-- Exercise input follows --

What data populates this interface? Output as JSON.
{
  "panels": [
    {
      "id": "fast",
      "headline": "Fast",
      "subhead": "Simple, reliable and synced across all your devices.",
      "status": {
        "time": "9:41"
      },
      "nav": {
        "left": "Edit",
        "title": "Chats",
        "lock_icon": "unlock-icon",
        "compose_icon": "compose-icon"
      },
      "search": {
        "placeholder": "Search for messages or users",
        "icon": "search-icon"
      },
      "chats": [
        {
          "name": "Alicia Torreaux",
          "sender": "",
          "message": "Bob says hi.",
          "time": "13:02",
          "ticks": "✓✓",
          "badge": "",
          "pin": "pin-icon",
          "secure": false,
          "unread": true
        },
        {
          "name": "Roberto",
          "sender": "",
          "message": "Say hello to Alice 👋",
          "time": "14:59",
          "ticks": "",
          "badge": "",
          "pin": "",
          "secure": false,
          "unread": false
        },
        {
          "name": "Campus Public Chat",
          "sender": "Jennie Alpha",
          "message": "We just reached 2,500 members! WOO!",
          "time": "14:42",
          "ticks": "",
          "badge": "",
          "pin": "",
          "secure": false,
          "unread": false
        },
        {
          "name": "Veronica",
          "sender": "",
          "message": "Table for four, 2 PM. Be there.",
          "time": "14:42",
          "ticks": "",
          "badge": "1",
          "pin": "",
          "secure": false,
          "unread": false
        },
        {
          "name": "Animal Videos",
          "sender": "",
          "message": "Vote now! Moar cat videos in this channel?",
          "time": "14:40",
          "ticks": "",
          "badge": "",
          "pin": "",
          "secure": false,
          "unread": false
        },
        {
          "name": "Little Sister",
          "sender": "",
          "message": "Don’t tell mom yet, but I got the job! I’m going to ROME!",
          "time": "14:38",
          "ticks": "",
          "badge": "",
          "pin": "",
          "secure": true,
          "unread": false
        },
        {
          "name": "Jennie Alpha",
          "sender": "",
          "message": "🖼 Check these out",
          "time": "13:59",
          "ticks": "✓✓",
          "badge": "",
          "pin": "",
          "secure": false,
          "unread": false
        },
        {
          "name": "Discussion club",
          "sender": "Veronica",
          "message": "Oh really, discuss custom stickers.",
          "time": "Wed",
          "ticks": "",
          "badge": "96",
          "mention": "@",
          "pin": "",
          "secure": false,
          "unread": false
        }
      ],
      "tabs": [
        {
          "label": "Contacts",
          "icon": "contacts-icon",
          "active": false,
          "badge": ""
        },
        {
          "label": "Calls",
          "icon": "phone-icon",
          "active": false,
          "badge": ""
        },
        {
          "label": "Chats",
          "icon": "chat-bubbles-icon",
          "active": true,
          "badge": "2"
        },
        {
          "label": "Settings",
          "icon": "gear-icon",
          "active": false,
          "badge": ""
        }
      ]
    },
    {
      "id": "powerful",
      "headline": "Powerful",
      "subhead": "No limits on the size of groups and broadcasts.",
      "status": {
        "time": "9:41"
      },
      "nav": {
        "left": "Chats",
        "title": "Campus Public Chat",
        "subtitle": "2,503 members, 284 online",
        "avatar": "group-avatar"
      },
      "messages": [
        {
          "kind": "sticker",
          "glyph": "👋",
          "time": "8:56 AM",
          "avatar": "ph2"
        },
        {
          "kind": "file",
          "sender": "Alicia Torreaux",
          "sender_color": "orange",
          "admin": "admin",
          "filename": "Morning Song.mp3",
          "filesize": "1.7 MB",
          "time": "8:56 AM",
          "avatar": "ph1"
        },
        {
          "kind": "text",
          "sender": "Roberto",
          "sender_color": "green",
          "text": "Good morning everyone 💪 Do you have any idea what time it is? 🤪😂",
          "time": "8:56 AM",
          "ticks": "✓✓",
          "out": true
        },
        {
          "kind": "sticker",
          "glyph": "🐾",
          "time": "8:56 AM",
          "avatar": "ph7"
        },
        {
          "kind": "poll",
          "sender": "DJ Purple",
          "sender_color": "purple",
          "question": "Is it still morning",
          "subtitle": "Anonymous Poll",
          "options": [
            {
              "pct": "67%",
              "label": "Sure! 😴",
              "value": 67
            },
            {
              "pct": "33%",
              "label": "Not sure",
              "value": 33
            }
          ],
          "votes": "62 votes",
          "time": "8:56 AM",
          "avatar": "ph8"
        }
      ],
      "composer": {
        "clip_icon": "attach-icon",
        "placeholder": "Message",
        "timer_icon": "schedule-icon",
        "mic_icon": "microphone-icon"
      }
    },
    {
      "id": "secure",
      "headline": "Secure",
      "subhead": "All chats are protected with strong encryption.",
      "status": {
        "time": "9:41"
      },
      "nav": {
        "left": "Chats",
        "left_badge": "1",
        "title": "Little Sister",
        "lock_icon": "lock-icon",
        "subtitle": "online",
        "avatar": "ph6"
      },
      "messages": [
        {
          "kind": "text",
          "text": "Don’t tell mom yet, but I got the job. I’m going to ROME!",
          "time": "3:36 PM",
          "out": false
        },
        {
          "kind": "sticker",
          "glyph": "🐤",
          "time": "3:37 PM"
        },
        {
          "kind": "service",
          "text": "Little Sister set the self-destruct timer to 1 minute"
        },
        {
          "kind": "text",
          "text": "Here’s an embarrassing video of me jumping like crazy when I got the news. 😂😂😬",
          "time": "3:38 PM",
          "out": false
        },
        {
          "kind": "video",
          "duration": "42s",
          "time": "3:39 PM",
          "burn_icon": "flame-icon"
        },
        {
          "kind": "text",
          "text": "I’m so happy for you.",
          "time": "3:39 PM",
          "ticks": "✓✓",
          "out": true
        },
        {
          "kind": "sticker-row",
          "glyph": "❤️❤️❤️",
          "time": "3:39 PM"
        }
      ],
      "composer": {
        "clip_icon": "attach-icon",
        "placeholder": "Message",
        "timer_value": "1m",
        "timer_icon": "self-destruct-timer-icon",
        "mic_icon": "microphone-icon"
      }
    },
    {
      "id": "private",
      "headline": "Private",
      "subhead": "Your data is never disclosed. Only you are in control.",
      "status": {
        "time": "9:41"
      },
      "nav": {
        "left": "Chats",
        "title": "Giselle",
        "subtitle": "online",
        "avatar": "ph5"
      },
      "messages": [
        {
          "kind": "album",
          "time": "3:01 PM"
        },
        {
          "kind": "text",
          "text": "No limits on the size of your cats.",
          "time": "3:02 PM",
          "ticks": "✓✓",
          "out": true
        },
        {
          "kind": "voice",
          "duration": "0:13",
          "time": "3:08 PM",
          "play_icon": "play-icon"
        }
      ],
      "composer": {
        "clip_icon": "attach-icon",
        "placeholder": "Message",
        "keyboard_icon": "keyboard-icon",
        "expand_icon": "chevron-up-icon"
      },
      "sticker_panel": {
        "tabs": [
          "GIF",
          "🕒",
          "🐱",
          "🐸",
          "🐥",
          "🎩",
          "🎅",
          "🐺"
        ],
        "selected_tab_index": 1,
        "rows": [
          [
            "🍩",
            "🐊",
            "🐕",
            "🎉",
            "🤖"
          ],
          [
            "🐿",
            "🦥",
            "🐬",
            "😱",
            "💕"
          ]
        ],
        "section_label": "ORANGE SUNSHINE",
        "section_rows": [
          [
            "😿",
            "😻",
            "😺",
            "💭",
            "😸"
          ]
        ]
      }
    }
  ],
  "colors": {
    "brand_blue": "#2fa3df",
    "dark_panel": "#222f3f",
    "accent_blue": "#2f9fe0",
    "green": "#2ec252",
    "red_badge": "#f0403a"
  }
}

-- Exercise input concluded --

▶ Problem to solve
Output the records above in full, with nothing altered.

▶ Response to the exercise
What data populates this interface? Output as JSON.
{
  "panels": [
    {
      "id": "fast",
      "headline": "Fast",
      "subhead": "Simple, reliable and synced across all your devices.",
      "status": {
        "time": "9:41"
      },
      "nav": {
        "left": "Edit",
        "title": "Chats",
        "lock_icon": "unlock-icon",
        "compose_icon": "compose-icon"
      },
      "search": {
        "placeholder": "Search for messages or users",
        "icon": "search-icon"
      },
      "chats": [
        {
          "name": "Alicia Torreaux",
          "sender": "",
          "message": "Bob says hi.",
          "time": "13:02",
          "ticks": "✓✓",
          "badge": "",
          "pin": "pin-icon",
          "secure": false,
          "unread": true
        },
        {
          "name": "Roberto",
          "sender": "",
          "message": "Say hello to Alice 👋",
          "time": "14:59",
          "ticks": "",
          "badge": "",
          "pin": "",
          "secure": false,
          "unread": false
        },
        {
          "name": "Campus Public Chat",
          "sender": "Jennie Alpha",
          "message": "We just reached 2,500 members! WOO!",
          "time": "14:42",
          "ticks": "",
          "badge": "",
          "pin": "",
          "secure": false,
          "unread": false
        },
        {
          "name": "Veronica",
          "sender": "",
          "message": "Table for four, 2 PM. Be there.",
          "time": "14:42",
          "ticks": "",
          "badge": "1",
          "pin": "",
          "secure": false,
          "unread": false
        },
        {
          "name": "Animal Videos",
          "sender": "",
          "message": "Vote now! Moar cat videos in this channel?",
          "time": "14:40",
          "ticks": "",
          "badge": "",
          "pin": "",
          "secure": false,
          "unread": false
        },
        {
          "name": "Little Sister",
          "sender": "",
          "message": "Don’t tell mom yet, but I got the job! I’m going to ROME!",
          "time": "14:38",
          "ticks": "",
          "badge": "",
          "pin": "",
          "secure": true,
          "unread": false
        },
        {
          "name": "Jennie Alpha",
          "sender": "",
          "message": "🖼 Check these out",
          "time": "13:59",
          "ticks": "✓✓",
          "badge": "",
          "pin": "",
          "secure": false,
          "unread": false
        },
        {
          "name": "Discussion club",
          "sender": "Veronica",
          "message": "Oh really, discuss custom stickers.",
          "time": "Wed",
          "ticks": "",
          "badge": "96",
          "mention": "@",
          "pin": "",
          "secure": false,
          "unread": false
        }
      ],
      "tabs": [
        {
          "label": "Contacts",
          "icon": "contacts-icon",
          "active": false,
          "badge": ""
        },
        {
          "label": "Calls",
          "icon": "phone-icon",
          "active": false,
          "badge": ""
        },
        {
          "label": "Chats",
          "icon": "chat-bubbles-icon",
          "active": true,
          "badge": "2"
        },
        {
          "label": "Settings",
          "icon": "gear-icon",
          "active": false,
          "badge": ""
        }
      ]
    },
    {
      "id": "powerful",
      "headline": "Powerful",
      "subhead": "No limits on the size of groups and broadcasts.",
      "status": {
        "time": "9:41"
      },
      "nav": {
        "left": "Chats",
        "title": "Campus Public Chat",
        "subtitle": "2,503 members, 284 online",
        "avatar": "group-avatar"
      },
      "messages": [
        {
          "kind": "sticker",
          "glyph": "👋",
          "time": "8:56 AM",
          "avatar": "ph2"
        },
        {
          "kind": "file",
          "sender": "Alicia Torreaux",
          "sender_color": "orange",
          "admin": "admin",
          "filename": "Morning Song.mp3",
          "filesize": "1.7 MB",
          "time": "8:56 AM",
          "avatar": "ph1"
        },
        {
          "kind": "text",
          "sender": "Roberto",
          "sender_color": "green",
          "text": "Good morning everyone 💪 Do you have any idea what time it is? 🤪😂",
          "time": "8:56 AM",
          "ticks": "✓✓",
          "out": true
        },
        {
          "kind": "sticker",
          "glyph": "🐾",
          "time": "8:56 AM",
          "avatar": "ph7"
        },
        {
          "kind": "poll",
          "sender": "DJ Purple",
          "sender_color": "purple",
          "question": "Is it still morning",
          "subtitle": "Anonymous Poll",
          "options": [
            {
              "pct": "67%",
              "label": "Sure! 😴",
              "value": 67
            },
            {
              "pct": "33%",
              "label": "Not sure",
              "value": 33
            }
          ],
          "votes": "62 votes",
          "time": "8:56 AM",
          "avatar": "ph8"
        }
      ],
      "composer": {
        "clip_icon": "attach-icon",
        "placeholder": "Message",
        "timer_icon": "schedule-icon",
        "mic_icon": "microphone-icon"
      }
    },
    {
      "id": "secure",
      "headline": "Secure",
      "subhead": "All chats are protected with strong encryption.",
      "status": {
        "time": "9:41"
      },
      "nav": {
        "left": "Chats",
        "left_badge": "1",
        "title": "Little Sister",
        "lock_icon": "lock-icon",
        "subtitle": "online",
        "avatar": "ph6"
      },
      "messages": [
        {
          "kind": "text",
          "text": "Don’t tell mom yet, but I got the job. I’m going to ROME!",
          "time": "3:36 PM",
          "out": false
        },
        {
          "kind": "sticker",
          "glyph": "🐤",
          "time": "3:37 PM"
        },
        {
          "kind": "service",
          "text": "Little Sister set the self-destruct timer to 1 minute"
        },
        {
          "kind": "text",
          "text": "Here’s an embarrassing video of me jumping like crazy when I got the news. 😂😂😬",
          "time": "3:38 PM",
          "out": false
        },
        {
          "kind": "video",
          "duration": "42s",
          "time": "3:39 PM",
          "burn_icon": "flame-icon"
        },
        {
          "kind": "text",
          "text": "I’m so happy for you.",
          "time": "3:39 PM",
          "ticks": "✓✓",
          "out": true
        },
        {
          "kind": "sticker-row",
          "glyph": "❤️❤️❤️",
          "time": "3:39 PM"
        }
      ],
      "composer": {
        "clip_icon": "attach-icon",
        "placeholder": "Message",
        "timer_value": "1m",
        "timer_icon": "self-destruct-timer-icon",
        "mic_icon": "microphone-icon"
      }
    },
    {
      "id": "private",
      "headline": "Private",
      "subhead": "Your data is never disclosed. Only you are in control.",
      "status": {
        "time": "9:41"
      },
      "nav": {
        "left": "Chats",
        "title": "Giselle",
        "subtitle": "online",
        "avatar": "ph5"
      },
      "messages": [
        {
          "kind": "album",
          "time": "3:01 PM"
        },
        {
          "kind": "text",
          "text": "No limits on the size of your cats.",
          "time": "3:02 PM",
          "ticks": "✓✓",
          "out": true
        },
        {
          "kind": "voice",
          "duration": "0:13",
          "time": "3:08 PM",
          "play_icon": "play-icon"
        }
      ],
      "composer": {
        "clip_icon": "attach-icon",
        "placeholder": "Message",
        "keyboard_icon": "keyboard-icon",
        "expand_icon": "chevron-up-icon"
      },
      "sticker_panel": {
        "tabs": [
          "GIF",
          "🕒",
          "🐱",
          "🐸",
          "🐥",
          "🎩",
          "🎅",
          "🐺"
        ],
        "selected_tab_index": 1,
        "rows": [
          [
            "🍩",
            "🐊",
            "🐕",
            "🎉",
            "🤖"
          ],
          [
            "🐿",
            "🦥",
            "🐬",
            "😱",
            "💕"
          ]
        ],
        "section_label": "ORANGE SUNSHINE",
        "section_rows": [
          [
            "😿",
            "😻",
            "😺",
            "💭",
            "😸"
          ]
        ]
      }
    }
  ],
  "colors": {
    "brand_blue": "#2fa3df",
    "dark_panel": "#222f3f",
    "accent_blue": "#2f9fe0",
    "green": "#2ec252",
    "red_badge": "#f0403a"
  }
}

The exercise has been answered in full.